And before you ask, “why do you stay then?” - I’ll answer it right now. I stay because I want to help with tech advise, rules knowledge and to provide my experiences to try and help better the community. I always seem to get caught up in these types of threads though because I’m passionate about people trying to tell me what I can and can’t do.


Can you elaborate on this as I don’t recall talk about something of this line of speak. Are we talking about:

  • “You nailed it.”
  • “keep ripping it.”
  • “you ripped it.”


And that’s exactly why a lot of people are here - it’s a huge discussion with our future and we want to get it right. Honestly, thanks for the passion!

Getting back to this, the most organic way for the community to maintain itself is… the community itself.
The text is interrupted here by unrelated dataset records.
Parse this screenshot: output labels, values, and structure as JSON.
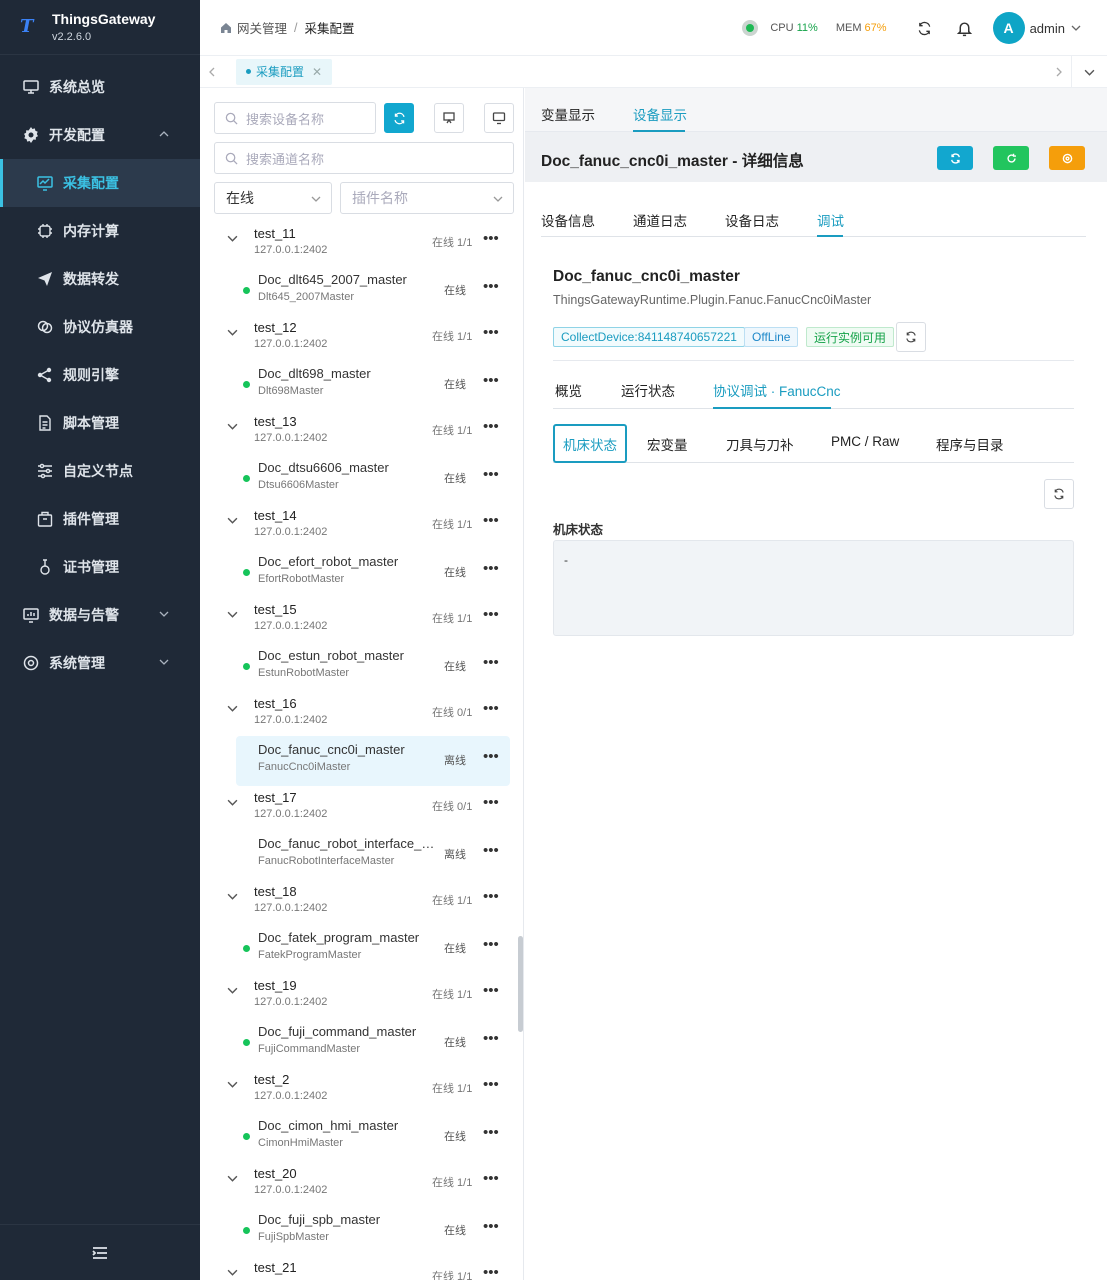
{
  "brand": {
    "title": "ThingsGateway",
    "version": "v2.2.6.0",
    "logo_letter": "T"
  },
  "sidebar": {
    "items": [
      {
        "label": "系统总览",
        "icon": "monitor-icon"
      },
      {
        "label": "开发配置",
        "icon": "gear-icon",
        "expanded": true
      },
      {
        "label": "采集配置",
        "icon": "chart-monitor-icon",
        "active": true
      },
      {
        "label": "内存计算",
        "icon": "chip-icon"
      },
      {
        "label": "数据转发",
        "icon": "send-icon"
      },
      {
        "label": "协议仿真器",
        "icon": "link-icon"
      },
      {
        "label": "规则引擎",
        "icon": "share-icon"
      },
      {
        "label": "脚本管理",
        "icon": "document-icon"
      },
      {
        "label": "自定义节点",
        "icon": "sliders-icon"
      },
      {
        "label": "插件管理",
        "icon": "package-icon"
      },
      {
        "label": "证书管理",
        "icon": "certificate-icon"
      },
      {
        "label": "数据与告警",
        "icon": "chart-icon"
      },
      {
        "label": "系统管理",
        "icon": "settings-icon"
      }
    ]
  },
  "header": {
    "breadcrumb": [
      "网关管理",
      "采集配置"
    ],
    "cpu_label": "CPU",
    "cpu_value": "11%",
    "mem_label": "MEM",
    "mem_value": "67%",
    "user_initial": "A",
    "user_name": "admin"
  },
  "tabbar": {
    "tabs": [
      {
        "label": "采集配置",
        "active": true
      }
    ]
  },
  "devpanel": {
    "search_device_placeholder": "搜索设备名称",
    "search_channel_placeholder": "搜索通道名称",
    "status_filter": "在线",
    "plugin_filter_placeholder": "插件名称",
    "channels": [
      {
        "name": "test_11",
        "ip": "127.0.0.1:2402",
        "status": "在线 1/1",
        "device": {
          "name": "Doc_dlt645_2007_master",
          "plugin": "Dlt645_2007Master",
          "status": "在线",
          "online": true
        }
      },
      {
        "name": "test_12",
        "ip": "127.0.0.1:2402",
        "status": "在线 1/1",
        "device": {
          "name": "Doc_dlt698_master",
          "plugin": "Dlt698Master",
          "status": "在线",
          "online": true
        }
      },
      {
        "name": "test_13",
        "ip": "127.0.0.1:2402",
        "status": "在线 1/1",
        "device": {
          "name": "Doc_dtsu6606_master",
          "plugin": "Dtsu6606Master",
          "status": "在线",
          "online": true
        }
      },
      {
        "name": "test_14",
        "ip": "127.0.0.1:2402",
        "status": "在线 1/1",
        "device": {
          "name": "Doc_efort_robot_master",
          "plugin": "EfortRobotMaster",
          "status": "在线",
          "online": true
        }
      },
      {
        "name": "test_15",
        "ip": "127.0.0.1:2402",
        "status": "在线 1/1",
        "device": {
          "name": "Doc_estun_robot_master",
          "plugin": "EstunRobotMaster",
          "status": "在线",
          "online": true
        }
      },
      {
        "name": "test_16",
        "ip": "127.0.0.1:2402",
        "status": "在线 0/1",
        "device": {
          "name": "Doc_fanuc_cnc0i_master",
          "plugin": "FanucCnc0iMaster",
          "status": "离线",
          "online": false,
          "selected": true
        }
      },
      {
        "name": "test_17",
        "ip": "127.0.0.1:2402",
        "status": "在线 0/1",
        "device": {
          "name": "Doc_fanuc_robot_interface_m...",
          "plugin": "FanucRobotInterfaceMaster",
          "status": "离线",
          "online": false
        }
      },
      {
        "name": "test_18",
        "ip": "127.0.0.1:2402",
        "status": "在线 1/1",
        "device": {
          "name": "Doc_fatek_program_master",
          "plugin": "FatekProgramMaster",
          "status": "在线",
          "online": true
        }
      },
      {
        "name": "test_19",
        "ip": "127.0.0.1:2402",
        "status": "在线 1/1",
        "device": {
          "name": "Doc_fuji_command_master",
          "plugin": "FujiCommandMaster",
          "status": "在线",
          "online": true
        }
      },
      {
        "name": "test_2",
        "ip": "127.0.0.1:2402",
        "status": "在线 1/1",
        "device": {
          "name": "Doc_cimon_hmi_master",
          "plugin": "CimonHmiMaster",
          "status": "在线",
          "online": true
        }
      },
      {
        "name": "test_20",
        "ip": "127.0.0.1:2402",
        "status": "在线 1/1",
        "device": {
          "name": "Doc_fuji_spb_master",
          "plugin": "FujiSpbMaster",
          "status": "在线",
          "online": true
        }
      },
      {
        "name": "test_21",
        "ip": "",
        "status": "在线 1/1",
        "device": null
      }
    ]
  },
  "detail": {
    "view_tabs": [
      "变量显示",
      "设备显示"
    ],
    "title": "Doc_fanuc_cnc0i_master - 详细信息",
    "info_tabs": [
      "设备信息",
      "通道日志",
      "设备日志",
      "调试"
    ],
    "device_name": "Doc_fanuc_cnc0i_master",
    "plugin_full": "ThingsGatewayRuntime.Plugin.Fanuc.FanucCnc0iMaster",
    "badges": [
      "CollectDevice:841148740657221",
      "OffLine",
      "运行实例可用"
    ],
    "debug_tabs": [
      "概览",
      "运行状态",
      "协议调试 · FanucCnc"
    ],
    "sub_tabs": [
      "机床状态",
      "宏变量",
      "刀具与刀补",
      "PMC / Raw",
      "程序与目录"
    ],
    "section_label": "机床状态",
    "section_value": "-"
  },
  "colors": {
    "accent": "#1a9cc0",
    "sidebar_bg": "#1f2937",
    "online": "#16c45a",
    "btn_blue": "#12a7cf",
    "btn_green": "#22c55e",
    "btn_orange": "#f59e0b"
  }
}
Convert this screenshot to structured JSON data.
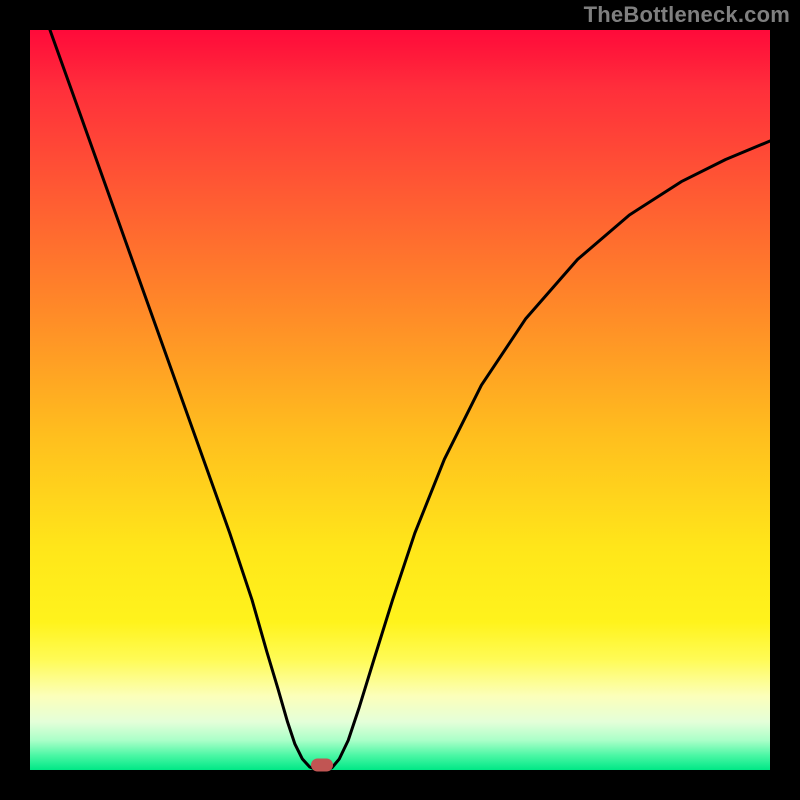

When I had my last nuclear moment where I hit a tipping point (IMaiden loss due to a slew of minor malfunctions, pure malfunction losses have been known to set me off), what was really reassuring with the Pittsburgh community was that I had essentially talked to/been reprimanded by 8-10 people before the TD even mentioned it’s occurrence/rightfully carded me…one week later. A caring community does much, much more good than a TD with a heavy hand.

Not saying we don’t need some kinda TD handling, but how can other places/people/TDs work towards a more positive community where this happens? I know some top players in Pittsburgh who went through phases in their growth and met the same thing, so it’s not a recent occurrence.


No, there is another phrase that used to be commonplace which is far more explicit and offensive. To avoid derailing this thread, please see: Sexism in Pinball: Practical Examples


SpinnerApe will crush all from atop the Empire State building!


This thread makes me never want to go to a tournament again for fear everything I do or say is being scrutinized.

We’re humans, humans have emotions, emotions can run high. This is not something that should be punished.


As a TD, I’m not trying to punish emotions. What I’m trying to curtail is misogyny and aggression.

If you swear loudly at my family-friendly tournament, I’m going to give you an unofficial warning to make sure you’re aware of the expectations for the event, but if you yell, “You stupid bitch!” at the machine, that’s a hard and fast yellow card.

I don’t want to get in the way of anyone’s fun, but I also want to foster a positive environment.

The heavy discussion has mostly been about what constitutes and what should be done to maintain a positive environment. Clearly there are different views about the degree that someone’s behaviour should be regulated for the comfort of others. :slight_smile:

Hopefully we all have the same goal of making the community better, even if we can’t agree on how it should be done!


Ugh that statement sounds eerily familiar to one in sexism in pinball. Just like how being aware of what we say to others is something worth being conscious of, so is how we act.

I’ve been joking about this a bit at league but I’m thinking I really will get a cross stitch to hang up at the parlor that says “Own Your Drains.” Pinball is a game with an eventual end. Such is how it was designed. It is just a game though, and people are held responsible for their feelings reacting to a game. I’m not gonna invite the friend that flipped the monopoly board over back. I’m also not gonna be ok with people rage tilting so hard they lift a leg up.

If the boundaries of what’s acceptable and what’s unacceptable behavior alludes you, perhaps you should stay away from tournaments. Or, use your better judgement, play in tournaments and be graceful with a penalty card should you get one.

Largely I think this thread is here to help curb toxicity before it takes hold like it has in so many other hobbies. It’s not a witch hunt, please don’t treat it as such.